Classic Album Review
They only pressed one thousand copies of The Shaggs’ Philosophy of the World and nine hundred of them disappeared before anyone important had the chance to hear it.
The group was made up of Dot, Betty and Helen Wiggin and they never even wanted to be in a band. Their father, Austin, made them form a band, decided that they didn’t need to learn to play properly to be musically free and forced them to practice all day, every day locked in the family basement anyway.
Austin would help them settle on a song and then he would make them rehearse it until he thought it was perfect. It was him who gave the band the name “The Shaggs” too.
And at first glance, Philosophy of the World is possibly every bit as bad as that sounds. And if you read the comments on YouTube, you’d realize that many people never get further than a first glance.
The Wiggin’s sisters do not have easy to listen to voices, the guitars are not well made and appear never to have encountered “in key”, even Helen’s drums have no real rhythm.
But that’s not the point, and that’s not why Philosophy of the World is a much, much better album than the bio would suggest, the lyrics are a dark testament to the unhappy nature of the girls’ upbringing.
And in 1980, when the album was unexpectedly re-released it was brought to a whole new audience, who not only loved it, but proclaimed it ahead of its time.
Kurt Cobain, in fact, said that this album was one of the five greatest records of all time, and no, he wasn’t joking.
You’ll have to experience it for yourself and you’ll have to work a little harder than you might with other albums, but this is a truly great record.
Check out our other album reviews here.

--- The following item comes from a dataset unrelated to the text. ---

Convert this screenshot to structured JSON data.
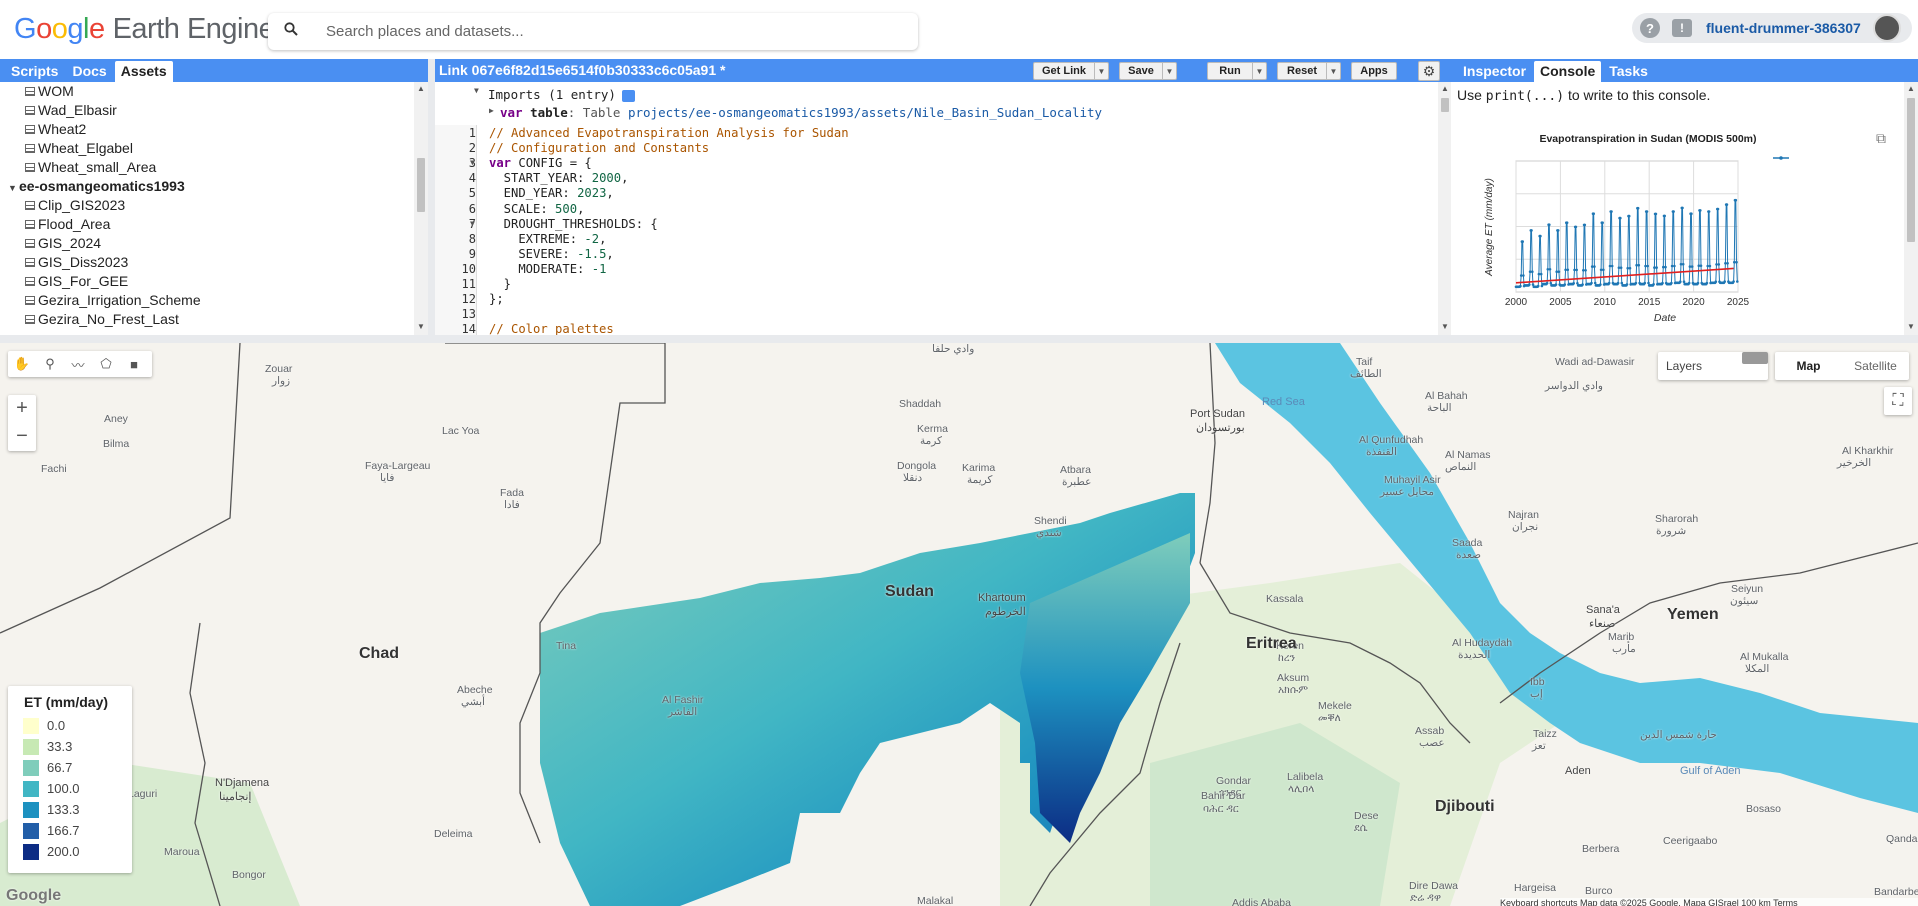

The first time Nicholas went to a live gig, 31 years ago, it turned out to be an Iron Maiden secret gig and he became hooked on the music scene. He was one of the founding writers for Astro Zombie a heavy metal and new world techno-inspired zine and his interview with Rob Caggiano of Anthrax brought in over 300,000 readers. He’s based out of Southeast Asia now, but his love of music is as strong and diverse as ever.